The News Media Coalition says FIFA policy reduces news publicity of women’s football event
Major news agencies are downscaling their coverage of the inaugural FIFA Women’s Football Convention starting Thursday because the sports body insists it owns the copyright to video news content produced by news organisations.
Agence France Press, Thomson Reuters, the Press Association, Associated Press, its affiliate, the sports news agency SNTV, Spanish Agency EFE, Europe-wide agency ‘epa’ and German agency ‘dpa’ among others will not offer video coverage of the convention. FIFA, they say, has rejected repeated requests for the assignment of copyright requirement to be removed from FIFA’s terms and conditions of accreditation governing venue entry by newsgatherers. News companies say they cannot ignore FIFA’s continued refusal to respect their rights as content creators.
Intellectual property law states that the copyright in any creative work belongs to its creator, a position recently reinforced by the European Parliament.
FIFA already imposes strenuous controls on how news organisations’ material can be published and distributed and dictates when, where and for how long view news content created by news organisations covering its events can be used.

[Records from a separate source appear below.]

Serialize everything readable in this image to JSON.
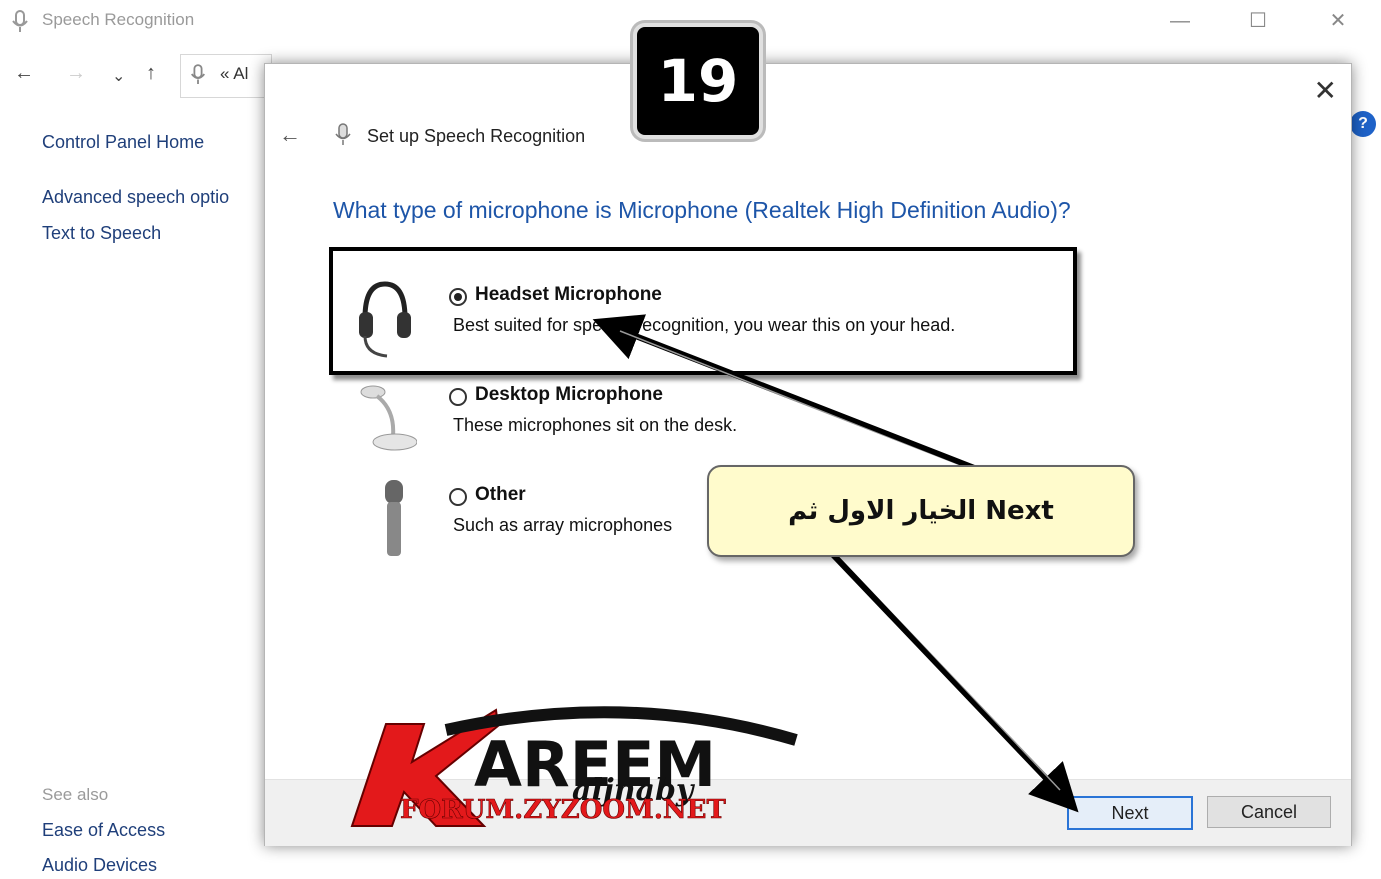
{
  "window": {
    "title": "Speech Recognition",
    "minimize": "—",
    "maximize": "☐",
    "close": "✕"
  },
  "nav": {
    "back": "←",
    "forward": "→",
    "recent": "⌄",
    "up": "↑",
    "address": "« Al"
  },
  "sidebar": {
    "items": [
      {
        "label": "Control Panel Home"
      },
      {
        "label": "Advanced speech optio"
      },
      {
        "label": "Text to Speech"
      }
    ],
    "see_also_label": "See also",
    "see_also": [
      {
        "label": "Ease of Access"
      },
      {
        "label": "Audio Devices"
      }
    ]
  },
  "help": "?",
  "dialog": {
    "close": "✕",
    "back": "←",
    "title": "Set up Speech Recognition",
    "question": "What type of microphone is Microphone (Realtek High Definition Audio)?",
    "options": [
      {
        "title": "Headset Microphone",
        "description": "Best suited for speech recognition, you wear this on your head.",
        "selected": true
      },
      {
        "title": "Desktop Microphone",
        "description": "These microphones sit on the desk.",
        "selected": false
      },
      {
        "title": "Other",
        "description": "Such as array microphones",
        "selected": false
      }
    ],
    "next_label": "Next",
    "cancel_label": "Cancel"
  },
  "overlay": {
    "step_number": "19",
    "callout": "الخيار الاول ثم  Next",
    "logo_main": "AREEM",
    "logo_initial": "K",
    "logo_script": "aljnaby",
    "logo_url": "FORUM.ZYZOOM.NET"
  },
  "colors": {
    "link": "#1f3f7a",
    "question": "#1d55a8",
    "accent": "#2a74d6",
    "callout_bg": "#fffbcc",
    "logo_red": "#e3191b"
  }
}
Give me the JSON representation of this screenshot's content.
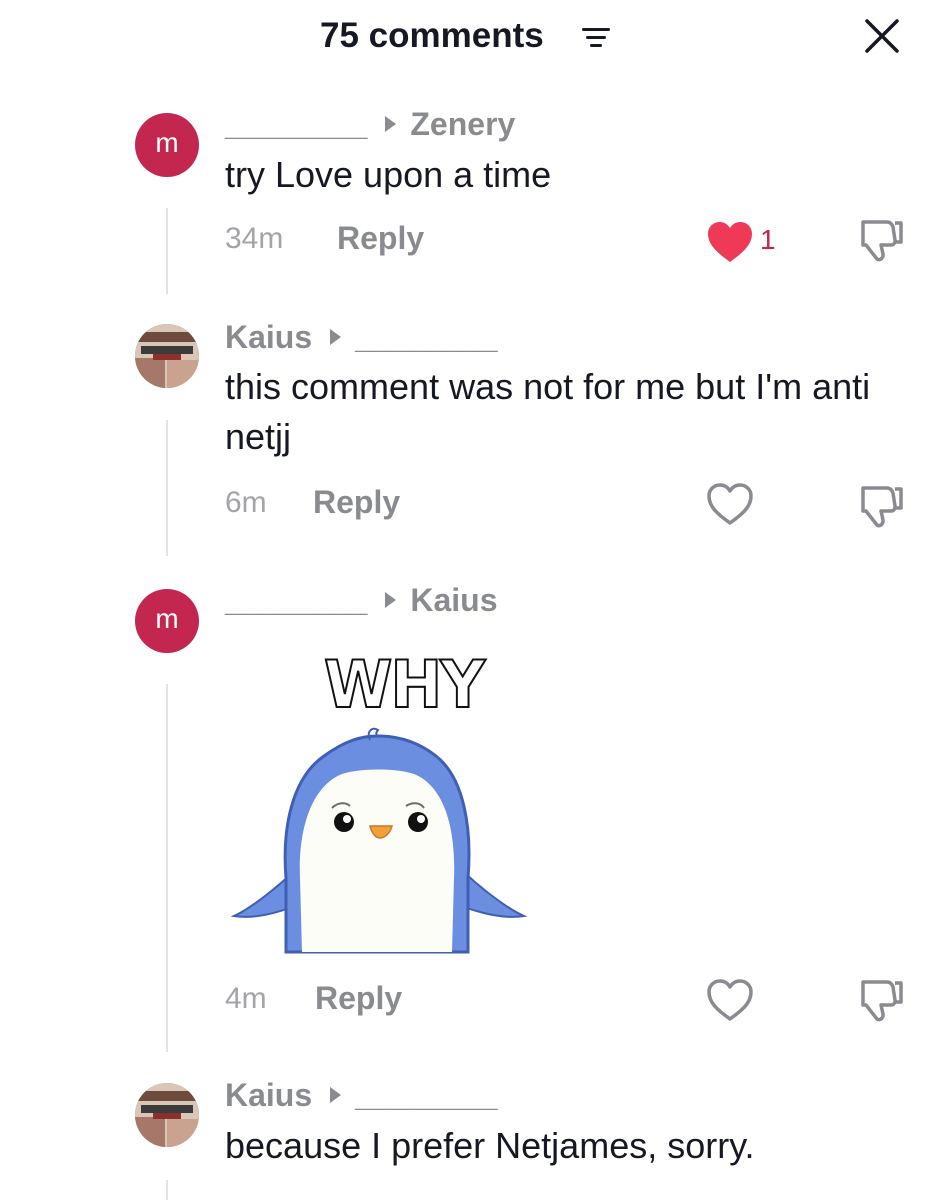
{
  "header": {
    "title": "75 comments"
  },
  "icons": {
    "filter": "filter-lines-icon",
    "close": "close-x-icon",
    "like": "heart-icon",
    "dislike": "thumbs-down-icon"
  },
  "colors": {
    "accent": "#c3264e",
    "muted": "#8a8b91",
    "text": "#161823"
  },
  "comments": [
    {
      "avatar_letter": "m",
      "author": "________",
      "reply_to": "Zenery",
      "text": "try Love upon a time",
      "time": "34m",
      "reply_label": "Reply",
      "liked": true,
      "like_count": "1"
    },
    {
      "avatar_letter": "",
      "author": "Kaius",
      "reply_to": "________",
      "text": "this comment was not for me but I'm anti netjj",
      "time": "6m",
      "reply_label": "Reply",
      "liked": false
    },
    {
      "avatar_letter": "m",
      "author": "________",
      "reply_to": "Kaius",
      "sticker_text": "WHY",
      "time": "4m",
      "reply_label": "Reply",
      "liked": false
    },
    {
      "avatar_letter": "",
      "author": "Kaius",
      "reply_to": "________",
      "text": "because I prefer Netjames, sorry."
    }
  ]
}
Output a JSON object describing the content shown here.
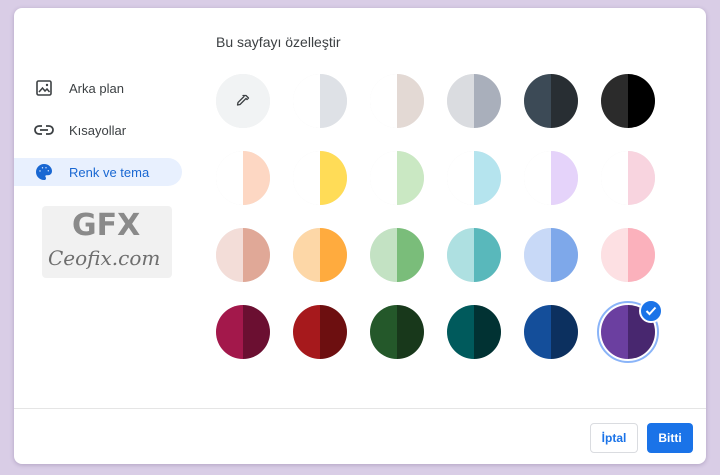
{
  "dialog": {
    "title": "Bu sayfayı özelleştir",
    "sidebar": [
      {
        "label": "Arka plan",
        "icon": "image-icon",
        "active": false
      },
      {
        "label": "Kısayollar",
        "icon": "link-icon",
        "active": false
      },
      {
        "label": "Renk ve tema",
        "icon": "palette-icon",
        "active": true
      }
    ],
    "watermark": {
      "logo": "GFX",
      "text": "Ceofix.com"
    },
    "buttons": {
      "cancel": "İptal",
      "done": "Bitti"
    }
  },
  "themes": [
    {
      "left": "#f1f3f4",
      "right": "#f1f3f4",
      "custom": true
    },
    {
      "left": "#ffffff",
      "right": "#dee1e6"
    },
    {
      "left": "#ffffff",
      "right": "#e3d9d4"
    },
    {
      "left": "#dadce0",
      "right": "#a9afbb"
    },
    {
      "left": "#3c4a56",
      "right": "#282e33"
    },
    {
      "left": "#2b2b2b",
      "right": "#000000"
    },
    {
      "left": "#ffffff",
      "right": "#fdd7c3"
    },
    {
      "left": "#ffffff",
      "right": "#ffdc57"
    },
    {
      "left": "#ffffff",
      "right": "#cae8c3"
    },
    {
      "left": "#ffffff",
      "right": "#b5e4ee"
    },
    {
      "left": "#ffffff",
      "right": "#e5d3fa"
    },
    {
      "left": "#ffffff",
      "right": "#f8d4df"
    },
    {
      "left": "#f3ddd8",
      "right": "#e0a897"
    },
    {
      "left": "#fdd7a7",
      "right": "#ffab3e"
    },
    {
      "left": "#c3e2c3",
      "right": "#7abd7a"
    },
    {
      "left": "#aee0e1",
      "right": "#59b8bb"
    },
    {
      "left": "#c8d9f7",
      "right": "#7ea8ea"
    },
    {
      "left": "#fde0e3",
      "right": "#fbb1bc"
    },
    {
      "left": "#a3184b",
      "right": "#6b0f31"
    },
    {
      "left": "#a6191c",
      "right": "#6d0f10"
    },
    {
      "left": "#24582a",
      "right": "#18381b"
    },
    {
      "left": "#005a5c",
      "right": "#013233"
    },
    {
      "left": "#144e9a",
      "right": "#0c305f"
    },
    {
      "left": "#6b3fa0",
      "right": "#48276f",
      "selected": true
    }
  ]
}
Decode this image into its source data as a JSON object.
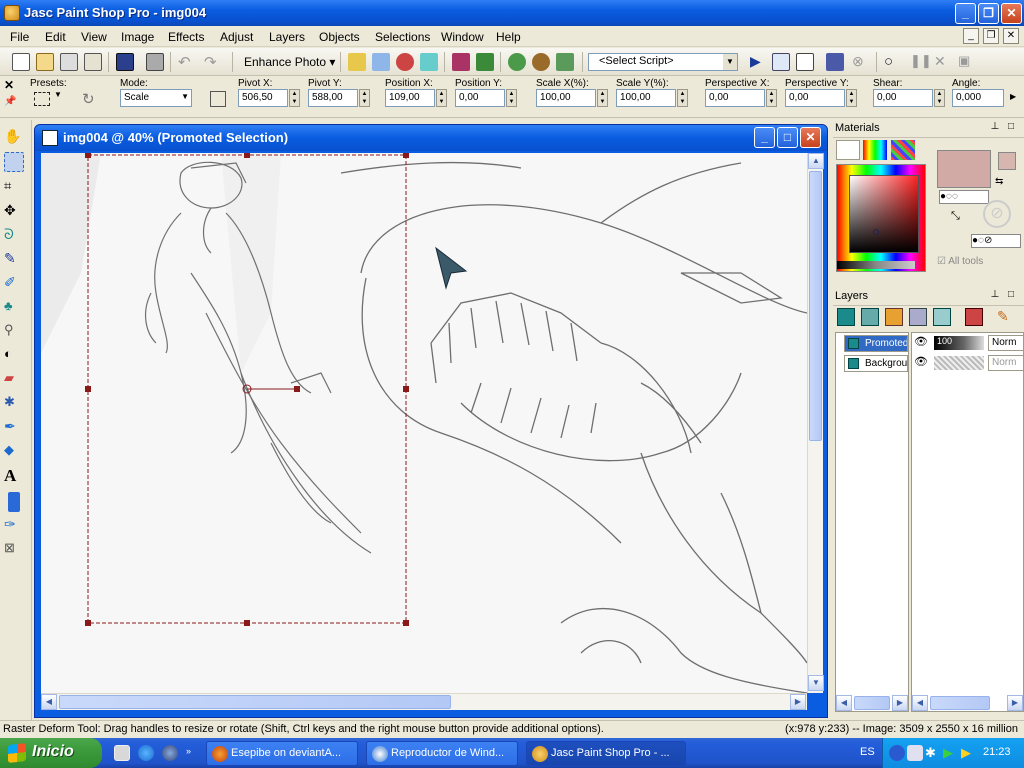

For publishers, FIFA rules mean removing journalist video news material from digital news sites after a specified period – for the convention and FIFA’s decision-making Congress it’s the end of the year; news material from Women’s World Cup training sessions on the eve of matches must be deleted after 48 hours. Digital outlets, such as news publications, that are not official rights holders cannot use any in-venue content on match-day including press conference or ‘mixed zone’ interviews.
The two-day inaugural Women’s Football Convention was launched by FIFA on Women’s Day this year. Attended by top football administrators and politicians its agenda aims to address key issues around the development and empowerment of women in football.
Please find the full Press Release here.
FIFA yesterday responded to the news organisation’s objections by asserting: The assignment of copyright allows FIFA to be suitably placed to: (i) regulate its use; and (ii) address issues of misuse thereof.